While it remains unclear whether or not audiences are about to meet the Joker on tonight’s episode of Gotham, there’s one piece of Batman’s comic book mythology that is definitely making its debut on “The Blind Fortune Teller” — namely, the Flying Graysons, the circus double act that is better known to comic book fans as the parents of the boy who would grow up to become Robin, the Boy Wonder.
The Flying Graysons made their comic book debut in 1940’s Detective Comics No. 38, but it was far from the highpoint of their acrobatic career. In fact, John and Mary Grayson’s sole purpose in that first appearance is to be murdered by a mobster called Tony Zucco, setting in motion a chain of events that would lead to their orphaned son Dick being taken in by Bruce Wayne, who’d eventually train him to become his sidekick in crime fighting.
Although the Flying Graysons’ comic book career was brief — with the exception of the 2009 Blackest Night: Batman series that brought them back as zombies, John and Mary’s purpose in almost every appearance is to die in flashback — their legacy is arguably more present in contemporary comic books than the equally-departed Thomas and Martha Wayne. Both sets of parents’ deaths inspired their children to fight crime, but while the Waynes left behind the money to fund Batman’s crusade, the Graysons managed to teach Dick the skills that he uses to this day to save the world.
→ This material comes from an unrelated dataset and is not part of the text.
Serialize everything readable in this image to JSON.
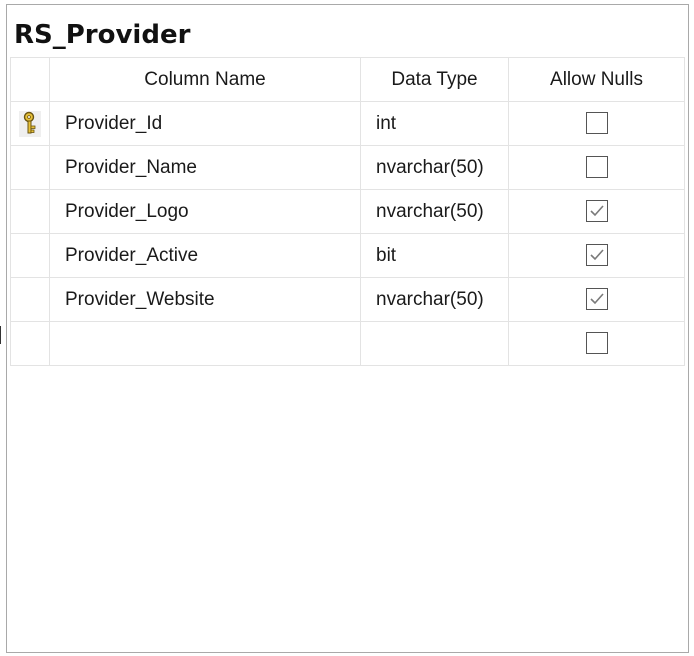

In fact, Dick Grayson’s love of acrobatics is one of the few things about the character than hasn’t changed over the course of his 75-year career. Over that time, he has gone from a grieving child to the lighthearted Robin, before graduating from sidekick duties to become Nightwing (in 1984’s Tales of the Teen Titans No. 44), spending some time filling in as Batman (from 2009 to 2011), and can these days be found working undercover as a secret agent in the current DC Entertainment comic book series Grayson. Throughout it all, the influence of his parents had stayed consistent — and constantly referenced.
That influence isn’t merely limited to his physical prowess, however; no matter what costumed identity Dick Grayson has adopted, he’s always displayed a more understanding, more fun-loving attitude than his Dark Knight mentor — something often placed at the feet of his upbringing in a circus surrounded by those described by other as “freaks” or outcasts. Occasionally, his circus upbringing would be referenced directly in his career, as 2009’s Batman and Robin comic book series demonstrated; similarly, 2011’s Nightwing series brought the character back to the circus to show the extent to which his youth had shaped the man he had become. You can take the boy out of the circus, but apparently taking the circus out of the boy is apparently far more difficult.
While they might not have had a lot of time on the page, the Flying Graysons have been a big influence on their son — and, through him, the fictional world of Gotham City. Whether or not they demonstrate their skills on the trapeze or their easy-going nature in Gotham remains to be seen, but either way, their appearance on the show demonstrates once again how oddly important these two little-seen characters are to the Batman mythos as a whole.
Gotham airs Monday nights on Fox.